◆ Available data:
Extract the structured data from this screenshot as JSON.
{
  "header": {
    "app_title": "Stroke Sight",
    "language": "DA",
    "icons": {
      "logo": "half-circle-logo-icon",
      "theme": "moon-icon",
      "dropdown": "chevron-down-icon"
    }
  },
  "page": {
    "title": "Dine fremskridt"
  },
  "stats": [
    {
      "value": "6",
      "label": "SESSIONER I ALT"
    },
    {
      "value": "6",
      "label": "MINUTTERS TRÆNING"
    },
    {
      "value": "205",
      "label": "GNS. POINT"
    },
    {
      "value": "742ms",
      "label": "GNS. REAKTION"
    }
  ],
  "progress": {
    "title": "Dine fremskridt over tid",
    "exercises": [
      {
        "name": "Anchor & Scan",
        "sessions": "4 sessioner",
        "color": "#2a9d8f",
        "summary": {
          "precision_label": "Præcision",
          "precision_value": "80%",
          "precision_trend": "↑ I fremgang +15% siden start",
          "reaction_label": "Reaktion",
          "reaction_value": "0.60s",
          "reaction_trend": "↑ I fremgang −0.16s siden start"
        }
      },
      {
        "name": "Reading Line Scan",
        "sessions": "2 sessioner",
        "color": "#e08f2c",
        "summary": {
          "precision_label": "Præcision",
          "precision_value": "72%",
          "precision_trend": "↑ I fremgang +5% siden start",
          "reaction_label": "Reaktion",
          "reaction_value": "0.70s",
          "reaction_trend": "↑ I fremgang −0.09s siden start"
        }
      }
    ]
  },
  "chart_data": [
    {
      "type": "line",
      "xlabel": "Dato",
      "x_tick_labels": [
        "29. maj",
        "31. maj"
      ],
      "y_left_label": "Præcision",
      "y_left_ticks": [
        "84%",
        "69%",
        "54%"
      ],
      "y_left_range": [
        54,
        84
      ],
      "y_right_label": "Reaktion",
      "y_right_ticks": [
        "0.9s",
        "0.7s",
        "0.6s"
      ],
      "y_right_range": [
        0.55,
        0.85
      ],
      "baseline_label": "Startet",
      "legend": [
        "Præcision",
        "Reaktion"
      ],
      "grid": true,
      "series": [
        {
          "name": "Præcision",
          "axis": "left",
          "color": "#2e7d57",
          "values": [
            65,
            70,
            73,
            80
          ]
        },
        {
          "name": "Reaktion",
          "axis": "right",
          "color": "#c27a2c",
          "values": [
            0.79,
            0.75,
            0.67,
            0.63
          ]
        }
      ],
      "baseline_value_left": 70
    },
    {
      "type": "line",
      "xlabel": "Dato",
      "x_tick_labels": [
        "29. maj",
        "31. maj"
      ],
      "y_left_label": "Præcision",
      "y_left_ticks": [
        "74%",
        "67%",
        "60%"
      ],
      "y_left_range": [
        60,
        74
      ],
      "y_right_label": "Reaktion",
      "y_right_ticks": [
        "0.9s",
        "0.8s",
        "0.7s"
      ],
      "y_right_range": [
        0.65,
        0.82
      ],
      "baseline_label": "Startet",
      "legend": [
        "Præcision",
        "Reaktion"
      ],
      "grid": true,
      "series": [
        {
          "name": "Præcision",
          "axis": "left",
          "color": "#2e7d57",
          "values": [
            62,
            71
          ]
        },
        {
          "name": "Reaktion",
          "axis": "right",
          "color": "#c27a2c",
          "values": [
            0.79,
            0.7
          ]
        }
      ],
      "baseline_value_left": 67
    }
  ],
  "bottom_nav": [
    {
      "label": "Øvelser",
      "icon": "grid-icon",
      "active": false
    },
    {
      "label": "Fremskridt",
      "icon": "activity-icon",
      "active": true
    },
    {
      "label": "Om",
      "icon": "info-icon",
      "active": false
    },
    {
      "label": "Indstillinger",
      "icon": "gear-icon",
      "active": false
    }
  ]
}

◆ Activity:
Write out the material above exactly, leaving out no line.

◆ Output of the task:
Extract the structured data from this screenshot as JSON.
{
  "header": {
    "app_title": "Stroke Sight",
    "language": "DA",
    "icons": {
      "logo": "half-circle-logo-icon",
      "theme": "moon-icon",
      "dropdown": "chevron-down-icon"
    }
  },
  "page": {
    "title": "Dine fremskridt"
  },
  "stats": [
    {
      "value": "6",
      "label": "SESSIONER I ALT"
    },
    {
      "value": "6",
      "label": "MINUTTERS TRÆNING"
    },
    {
      "value": "205",
      "label": "GNS. POINT"
    },
    {
      "value": "742ms",
      "label": "GNS. REAKTION"
    }
  ],
  "progress": {
    "title": "Dine fremskridt over tid",
    "exercises": [
      {
        "name": "Anchor & Scan",
        "sessions": "4 sessioner",
        "color": "#2a9d8f",
        "summary": {
          "precision_label": "Præcision",
          "precision_value": "80%",
          "precision_trend": "↑ I fremgang +15% siden start",
          "reaction_label": "Reaktion",
          "reaction_value": "0.60s",
          "reaction_trend": "↑ I fremgang −0.16s siden start"
        }
      },
      {
        "name": "Reading Line Scan",
        "sessions": "2 sessioner",
        "color": "#e08f2c",
        "summary": {
          "precision_label": "Præcision",
          "precision_value": "72%",
          "precision_trend": "↑ I fremgang +5% siden start",
          "reaction_label": "Reaktion",
          "reaction_value": "0.70s",
          "reaction_trend": "↑ I fremgang −0.09s siden start"
        }
      }
    ]
  },
  "chart_data": [
    {
      "type": "line",
      "xlabel": "Dato",
      "x_tick_labels": [
        "29. maj",
        "31. maj"
      ],
      "y_left_label": "Præcision",
      "y_left_ticks": [
        "84%",
        "69%",
        "54%"
      ],
      "y_left_range": [
        54,
        84
      ],
      "y_right_label": "Reaktion",
      "y_right_ticks": [
        "0.9s",
        "0.7s",
        "0.6s"
      ],
      "y_right_range": [
        0.55,
        0.85
      ],
      "baseline_label": "Startet",
      "legend": [
        "Præcision",
        "Reaktion"
      ],
      "grid": true,
      "series": [
        {
          "name": "Præcision",
          "axis": "left",
          "color": "#2e7d57",
          "values": [
            65,
            70,
            73,
            80
          ]
        },
        {
          "name": "Reaktion",
          "axis": "right",
          "color": "#c27a2c",
          "values": [
            0.79,
            0.75,
            0.67,
            0.63
          ]
        }
      ],
      "baseline_value_left": 70
    },
    {
      "type": "line",
      "xlabel": "Dato",
      "x_tick_labels": [
        "29. maj",
        "31. maj"
      ],
      "y_left_label": "Præcision",
      "y_left_ticks": [
        "74%",
        "67%",
        "60%"
      ],
      "y_left_range": [
        60,
        74
      ],
      "y_right_label": "Reaktion",
      "y_right_ticks": [
        "0.9s",
        "0.8s",
        "0.7s"
      ],
      "y_right_range": [
        0.65,
        0.82
      ],
      "baseline_label": "Startet",
      "legend": [
        "Præcision",
        "Reaktion"
      ],
      "grid": true,
      "series": [
        {
          "name": "Præcision",
          "axis": "left",
          "color": "#2e7d57",
          "values": [
            62,
            71
          ]
        },
        {
          "name": "Reaktion",
          "axis": "right",
          "color": "#c27a2c",
          "values": [
            0.79,
            0.7
          ]
        }
      ],
      "baseline_value_left": 67
    }
  ],
  "bottom_nav": [
    {
      "label": "Øvelser",
      "icon": "grid-icon",
      "active": false
    },
    {
      "label": "Fremskridt",
      "icon": "activity-icon",
      "active": true
    },
    {
      "label": "Om",
      "icon": "info-icon",
      "active": false
    },
    {
      "label": "Indstillinger",
      "icon": "gear-icon",
      "active": false
    }
  ]
}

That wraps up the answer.